* **Directions for this task**: When a line in the entries below contains the word "legend", copy that line.

Web page and app entries
-- Opening Marker --

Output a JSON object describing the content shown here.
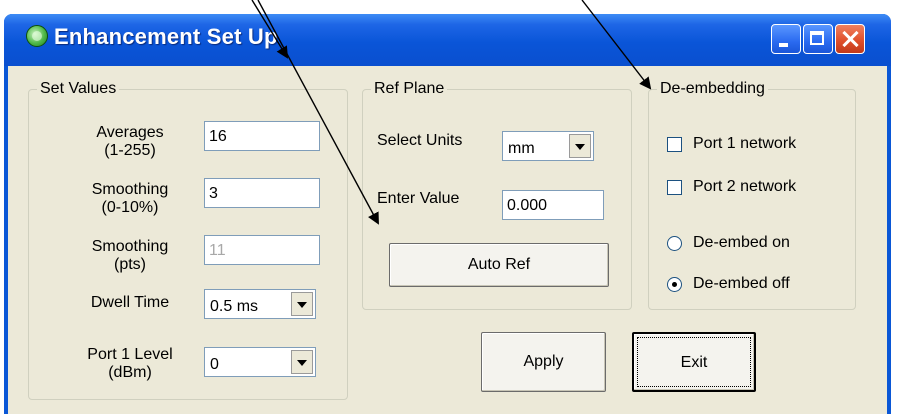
{
  "window": {
    "title": "Enhancement Set Up"
  },
  "set_values": {
    "legend": "Set Values",
    "averages_label": "Averages\n(1-255)",
    "averages_value": "16",
    "smoothing_pct_label": "Smoothing\n(0-10%)",
    "smoothing_pct_value": "3",
    "smoothing_pts_label": "Smoothing\n(pts)",
    "smoothing_pts_value": "11",
    "dwell_label": "Dwell Time",
    "dwell_value": "0.5 ms",
    "port1_level_label": "Port 1 Level\n(dBm)",
    "port1_level_value": "0"
  },
  "ref_plane": {
    "legend": "Ref Plane",
    "units_label": "Select Units",
    "units_value": "mm",
    "enter_label": "Enter Value",
    "enter_value": "0.000",
    "auto_ref_label": "Auto Ref"
  },
  "deembedding": {
    "legend": "De-embedding",
    "port1_label": "Port 1 network",
    "port1_checked": false,
    "port2_label": "Port 2 network",
    "port2_checked": false,
    "on_label": "De-embed on",
    "off_label": "De-embed off",
    "selected": "De-embed off"
  },
  "buttons": {
    "apply_label": "Apply",
    "exit_label": "Exit"
  },
  "colors": {
    "titlebar": "#0a55d8",
    "dialog_bg": "#ece9d8",
    "close_button": "#e0502c"
  }
}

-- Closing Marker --

* **Exercise result**:
    "legend": "Set Values",
    "legend": "Ref Plane",
    "legend": "De-embedding",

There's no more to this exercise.